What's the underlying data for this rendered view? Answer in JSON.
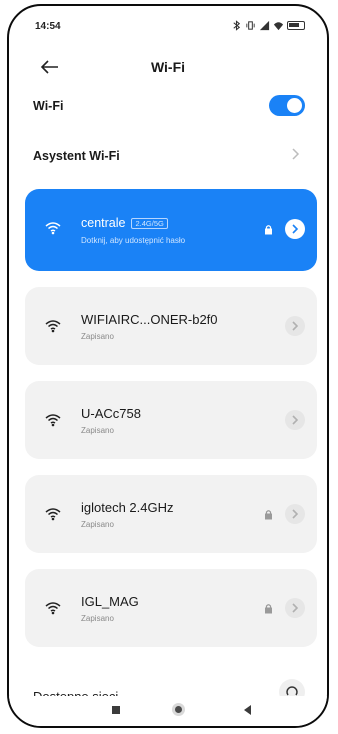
{
  "status_bar": {
    "time": "14:54"
  },
  "header": {
    "title": "Wi-Fi"
  },
  "wifi_toggle": {
    "label": "Wi-Fi",
    "on": true
  },
  "assistant": {
    "label": "Asystent Wi-Fi"
  },
  "networks": [
    {
      "ssid": "centrale",
      "badge": "2.4G/5G",
      "subtitle": "Dotknij, aby udostępnić hasło",
      "connected": true,
      "locked": true
    },
    {
      "ssid": "WIFIAIRC...ONER-b2f0",
      "subtitle": "Zapisano",
      "connected": false,
      "locked": false
    },
    {
      "ssid": "U-ACc758",
      "subtitle": "Zapisano",
      "connected": false,
      "locked": false
    },
    {
      "ssid": "iglotech 2.4GHz",
      "subtitle": "Zapisano",
      "connected": false,
      "locked": true
    },
    {
      "ssid": "IGL_MAG",
      "subtitle": "Zapisano",
      "connected": false,
      "locked": true
    }
  ],
  "available_section": {
    "label": "Dostępne sieci"
  },
  "colors": {
    "accent": "#1a82f6",
    "card_bg": "#f2f2f2"
  }
}
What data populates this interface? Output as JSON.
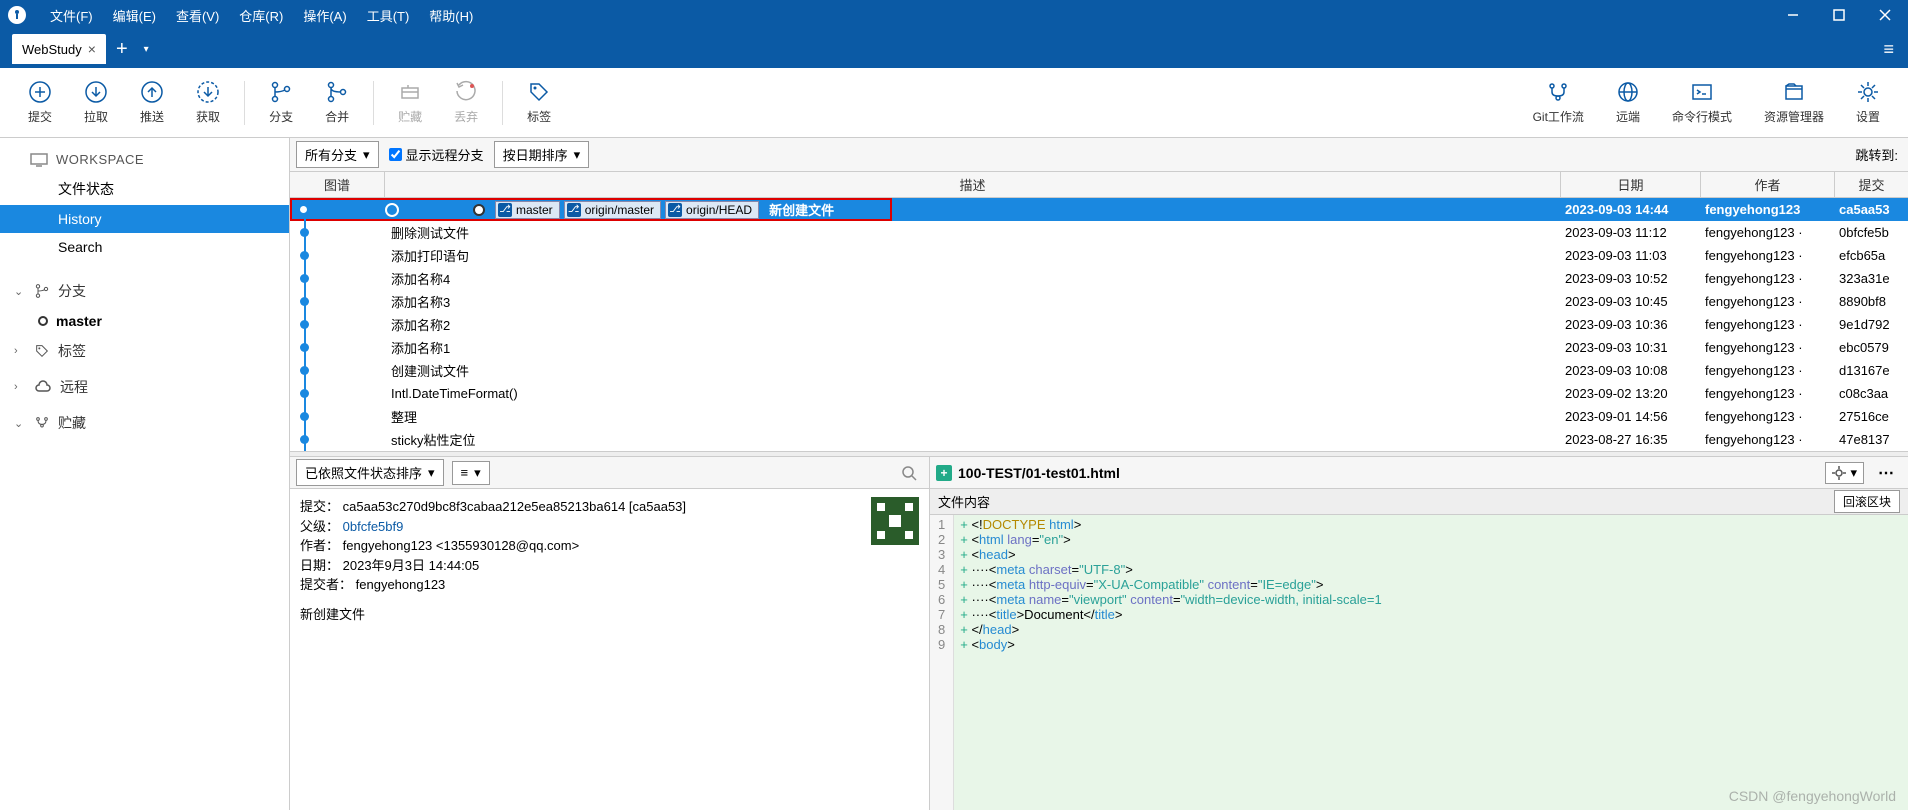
{
  "menus": [
    "文件(F)",
    "编辑(E)",
    "查看(V)",
    "仓库(R)",
    "操作(A)",
    "工具(T)",
    "帮助(H)"
  ],
  "tab": {
    "name": "WebStudy"
  },
  "toolbar": {
    "left": [
      {
        "key": "commit",
        "label": "提交"
      },
      {
        "key": "pull",
        "label": "拉取"
      },
      {
        "key": "push",
        "label": "推送"
      },
      {
        "key": "fetch",
        "label": "获取"
      },
      {
        "key": "branch",
        "label": "分支"
      },
      {
        "key": "merge",
        "label": "合并"
      },
      {
        "key": "stash",
        "label": "贮藏",
        "disabled": true
      },
      {
        "key": "discard",
        "label": "丢弃",
        "disabled": true
      },
      {
        "key": "tag",
        "label": "标签"
      }
    ],
    "right": [
      {
        "key": "gitflow",
        "label": "Git工作流"
      },
      {
        "key": "remote",
        "label": "远端"
      },
      {
        "key": "cmd",
        "label": "命令行模式"
      },
      {
        "key": "explorer",
        "label": "资源管理器"
      },
      {
        "key": "settings",
        "label": "设置"
      }
    ]
  },
  "sidebar": {
    "workspace": "WORKSPACE",
    "items": [
      "文件状态",
      "History",
      "Search"
    ],
    "groups": [
      {
        "label": "分支",
        "icon": "branch",
        "expanded": true,
        "children": [
          "master"
        ]
      },
      {
        "label": "标签",
        "icon": "tag",
        "expanded": false
      },
      {
        "label": "远程",
        "icon": "cloud",
        "expanded": false
      },
      {
        "label": "贮藏",
        "icon": "stash",
        "expanded": true
      }
    ]
  },
  "filter": {
    "allBranches": "所有分支",
    "showRemote": "显示远程分支",
    "sortDate": "按日期排序",
    "jump": "跳转到:"
  },
  "gridHeaders": {
    "graph": "图谱",
    "desc": "描述",
    "date": "日期",
    "author": "作者",
    "commit": "提交"
  },
  "commits": [
    {
      "branches": [
        "master",
        "origin/master",
        "origin/HEAD"
      ],
      "msg": "新创建文件",
      "date": "2023-09-03 14:44",
      "author": "fengyehong123",
      "sha": "ca5aa53",
      "selected": true,
      "head": true
    },
    {
      "msg": "删除测试文件",
      "date": "2023-09-03 11:12",
      "author": "fengyehong123 ·",
      "sha": "0bfcfe5b"
    },
    {
      "msg": "添加打印语句",
      "date": "2023-09-03 11:03",
      "author": "fengyehong123 ·",
      "sha": "efcb65a"
    },
    {
      "msg": "添加名称4",
      "date": "2023-09-03 10:52",
      "author": "fengyehong123 ·",
      "sha": "323a31e"
    },
    {
      "msg": "添加名称3",
      "date": "2023-09-03 10:45",
      "author": "fengyehong123 ·",
      "sha": "8890bf8"
    },
    {
      "msg": "添加名称2",
      "date": "2023-09-03 10:36",
      "author": "fengyehong123 ·",
      "sha": "9e1d792"
    },
    {
      "msg": "添加名称1",
      "date": "2023-09-03 10:31",
      "author": "fengyehong123 ·",
      "sha": "ebc0579"
    },
    {
      "msg": "创建测试文件",
      "date": "2023-09-03 10:08",
      "author": "fengyehong123 ·",
      "sha": "d13167e"
    },
    {
      "msg": "Intl.DateTimeFormat()",
      "date": "2023-09-02 13:20",
      "author": "fengyehong123 ·",
      "sha": "c08c3aa"
    },
    {
      "msg": "整理",
      "date": "2023-09-01 14:56",
      "author": "fengyehong123 ·",
      "sha": "27516ce"
    },
    {
      "msg": "sticky粘性定位",
      "date": "2023-08-27 16:35",
      "author": "fengyehong123 ·",
      "sha": "47e8137"
    }
  ],
  "fileSort": {
    "label": "已依照文件状态排序",
    "view": "≡"
  },
  "detail": {
    "commitLabel": "提交：",
    "commitVal": "ca5aa53c270d9bc8f3cabaa212e5ea85213ba614 [ca5aa53]",
    "parentLabel": "父级：",
    "parentVal": "0bfcfe5bf9",
    "authorLabel": "作者：",
    "authorVal": "fengyehong123 <1355930128@qq.com>",
    "dateLabel": "日期：",
    "dateVal": "2023年9月3日 14:44:05",
    "committerLabel": "提交者：",
    "committerVal": "fengyehong123",
    "message": "新创建文件"
  },
  "diff": {
    "filename": "100-TEST/01-test01.html",
    "subheader": "文件内容",
    "rollback": "回滚区块",
    "lines": [
      {
        "n": 1,
        "html": "<span class='plus'>+</span> &lt;!<span class='doctype'>DOCTYPE</span> <span class='tag'>html</span>&gt;"
      },
      {
        "n": 2,
        "html": "<span class='plus'>+</span> &lt;<span class='tag'>html</span> <span class='attr'>lang</span>=<span class='str'>\"en\"</span>&gt;"
      },
      {
        "n": 3,
        "html": "<span class='plus'>+</span> &lt;<span class='tag'>head</span>&gt;"
      },
      {
        "n": 4,
        "html": "<span class='plus'>+</span> ····&lt;<span class='tag'>meta</span> <span class='attr'>charset</span>=<span class='str'>\"UTF-8\"</span>&gt;"
      },
      {
        "n": 5,
        "html": "<span class='plus'>+</span> ····&lt;<span class='tag'>meta</span> <span class='attr'>http-equiv</span>=<span class='str'>\"X-UA-Compatible\"</span> <span class='attr'>content</span>=<span class='str'>\"IE=edge\"</span>&gt;"
      },
      {
        "n": 6,
        "html": "<span class='plus'>+</span> ····&lt;<span class='tag'>meta</span> <span class='attr'>name</span>=<span class='str'>\"viewport\"</span> <span class='attr'>content</span>=<span class='str'>\"width=device-width, initial-scale=1"
      },
      {
        "n": 7,
        "html": "<span class='plus'>+</span> ····&lt;<span class='tag'>title</span>&gt;Document&lt;/<span class='tag'>title</span>&gt;"
      },
      {
        "n": 8,
        "html": "<span class='plus'>+</span> &lt;/<span class='tag'>head</span>&gt;"
      },
      {
        "n": 9,
        "html": "<span class='plus'>+</span> &lt;<span class='tag'>body</span>&gt;"
      }
    ]
  },
  "watermark": "CSDN @fengyehongWorld"
}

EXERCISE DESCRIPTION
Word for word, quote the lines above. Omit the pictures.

RESPONSE AREA
What's the underlying data for this rendered view? Answer in JSON.
{
  "status_bar": {
    "time": "14:54"
  },
  "header": {
    "title": "Wi-Fi"
  },
  "wifi_toggle": {
    "label": "Wi-Fi",
    "on": true
  },
  "assistant": {
    "label": "Asystent Wi-Fi"
  },
  "networks": [
    {
      "ssid": "centrale",
      "badge": "2.4G/5G",
      "subtitle": "Dotknij, aby udostępnić hasło",
      "connected": true,
      "locked": true
    },
    {
      "ssid": "WIFIAIRC...ONER-b2f0",
      "subtitle": "Zapisano",
      "connected": false,
      "locked": false
    },
    {
      "ssid": "U-ACc758",
      "subtitle": "Zapisano",
      "connected": false,
      "locked": false
    },
    {
      "ssid": "iglotech 2.4GHz",
      "subtitle": "Zapisano",
      "connected": false,
      "locked": true
    },
    {
      "ssid": "IGL_MAG",
      "subtitle": "Zapisano",
      "connected": false,
      "locked": true
    }
  ],
  "available_section": {
    "label": "Dostępne sieci"
  },
  "colors": {
    "accent": "#1a82f6",
    "card_bg": "#f2f2f2"
  }
}
What data populates this interface? Output as JSON.
{
  "menus": [
    "文件(F)",
    "编辑(E)",
    "查看(V)",
    "仓库(R)",
    "操作(A)",
    "工具(T)",
    "帮助(H)"
  ],
  "tab": {
    "name": "WebStudy"
  },
  "toolbar": {
    "left": [
      {
        "key": "commit",
        "label": "提交"
      },
      {
        "key": "pull",
        "label": "拉取"
      },
      {
        "key": "push",
        "label": "推送"
      },
      {
        "key": "fetch",
        "label": "获取"
      },
      {
        "key": "branch",
        "label": "分支"
      },
      {
        "key": "merge",
        "label": "合并"
      },
      {
        "key": "stash",
        "label": "贮藏",
        "disabled": true
      },
      {
        "key": "discard",
        "label": "丢弃",
        "disabled": true
      },
      {
        "key": "tag",
        "label": "标签"
      }
    ],
    "right": [
      {
        "key": "gitflow",
        "label": "Git工作流"
      },
      {
        "key": "remote",
        "label": "远端"
      },
      {
        "key": "cmd",
        "label": "命令行模式"
      },
      {
        "key": "explorer",
        "label": "资源管理器"
      },
      {
        "key": "settings",
        "label": "设置"
      }
    ]
  },
  "sidebar": {
    "workspace": "WORKSPACE",
    "items": [
      "文件状态",
      "History",
      "Search"
    ],
    "groups": [
      {
        "label": "分支",
        "icon": "branch",
        "expanded": true,
        "children": [
          "master"
        ]
      },
      {
        "label": "标签",
        "icon": "tag",
        "expanded": false
      },
      {
        "label": "远程",
        "icon": "cloud",
        "expanded": false
      },
      {
        "label": "贮藏",
        "icon": "stash",
        "expanded": true
      }
    ]
  },
  "filter": {
    "allBranches": "所有分支",
    "showRemote": "显示远程分支",
    "sortDate": "按日期排序",
    "jump": "跳转到:"
  },
  "gridHeaders": {
    "graph": "图谱",
    "desc": "描述",
    "date": "日期",
    "author": "作者",
    "commit": "提交"
  },
  "commits": [
    {
      "branches": [
        "master",
        "origin/master",
        "origin/HEAD"
      ],
      "msg": "新创建文件",
      "date": "2023-09-03 14:44",
      "author": "fengyehong123",
      "sha": "ca5aa53",
      "selected": true,
      "head": true
    },
    {
      "msg": "删除测试文件",
      "date": "2023-09-03 11:12",
      "author": "fengyehong123 ·",
      "sha": "0bfcfe5b"
    },
    {
      "msg": "添加打印语句",
      "date": "2023-09-03 11:03",
      "author": "fengyehong123 ·",
      "sha": "efcb65a"
    },
    {
      "msg": "添加名称4",
      "date": "2023-09-03 10:52",
      "author": "fengyehong123 ·",
      "sha": "323a31e"
    },
    {
      "msg": "添加名称3",
      "date": "2023-09-03 10:45",
      "author": "fengyehong123 ·",
      "sha": "8890bf8"
    },
    {
      "msg": "添加名称2",
      "date": "2023-09-03 10:36",
      "author": "fengyehong123 ·",
      "sha": "9e1d792"
    },
    {
      "msg": "添加名称1",
      "date": "2023-09-03 10:31",
      "author": "fengyehong123 ·",
      "sha": "ebc0579"
    },
    {
      "msg": "创建测试文件",
      "date": "2023-09-03 10:08",
      "author": "fengyehong123 ·",
      "sha": "d13167e"
    },
    {
      "msg": "Intl.DateTimeFormat()",
      "date": "2023-09-02 13:20",
      "author": "fengyehong123 ·",
      "sha": "c08c3aa"
    },
    {
      "msg": "整理",
      "date": "2023-09-01 14:56",
      "author": "fengyehong123 ·",
      "sha": "27516ce"
    },
    {
      "msg": "sticky粘性定位",
      "date": "2023-08-27 16:35",
      "author": "fengyehong123 ·",
      "sha": "47e8137"
    }
  ],
  "fileSort": {
    "label": "已依照文件状态排序",
    "view": "≡"
  },
  "detail": {
    "commitLabel": "提交：",
    "commitVal": "ca5aa53c270d9bc8f3cabaa212e5ea85213ba614 [ca5aa53]",
    "parentLabel": "父级：",
    "parentVal": "0bfcfe5bf9",
    "authorLabel": "作者：",
    "authorVal": "fengyehong123 <1355930128@qq.com>",
    "dateLabel": "日期：",
    "dateVal": "2023年9月3日 14:44:05",
    "committerLabel": "提交者：",
    "committerVal": "fengyehong123",
    "message": "新创建文件"
  },
  "diff": {
    "filename": "100-TEST/01-test01.html",
    "subheader": "文件内容",
    "rollback": "回滚区块",
    "lines": [
      {
        "n": 1,
        "html": "<span class='plus'>+</span> &lt;!<span class='doctype'>DOCTYPE</span> <span class='tag'>html</span>&gt;"
      },
      {
        "n": 2,
        "html": "<span class='plus'>+</span> &lt;<span class='tag'>html</span> <span class='attr'>lang</span>=<span class='str'>\"en\"</span>&gt;"
      },
      {
        "n": 3,
        "html": "<span class='plus'>+</span> &lt;<span class='tag'>head</span>&gt;"
      },
      {
        "n": 4,
        "html": "<span class='plus'>+</span> ····&lt;<span class='tag'>meta</span> <span class='attr'>charset</span>=<span class='str'>\"UTF-8\"</span>&gt;"
      },
      {
        "n": 5,
        "html": "<span class='plus'>+</span> ····&lt;<span class='tag'>meta</span> <span class='attr'>http-equiv</span>=<span class='str'>\"X-UA-Compatible\"</span> <span class='attr'>content</span>=<span class='str'>\"IE=edge\"</span>&gt;"
      },
      {
        "n": 6,
        "html": "<span class='plus'>+</span> ····&lt;<span class='tag'>meta</span> <span class='attr'>name</span>=<span class='str'>\"viewport\"</span> <span class='attr'>content</span>=<span class='str'>\"width=device-width, initial-scale=1"
      },
      {
        "n": 7,
        "html": "<span class='plus'>+</span> ····&lt;<span class='tag'>title</span>&gt;Document&lt;/<span class='tag'>title</span>&gt;"
      },
      {
        "n": 8,
        "html": "<span class='plus'>+</span> &lt;/<span class='tag'>head</span>&gt;"
      },
      {
        "n": 9,
        "html": "<span class='plus'>+</span> &lt;<span class='tag'>body</span>&gt;"
      }
    ]
  },
  "watermark": "CSDN @fengyehongWorld"
}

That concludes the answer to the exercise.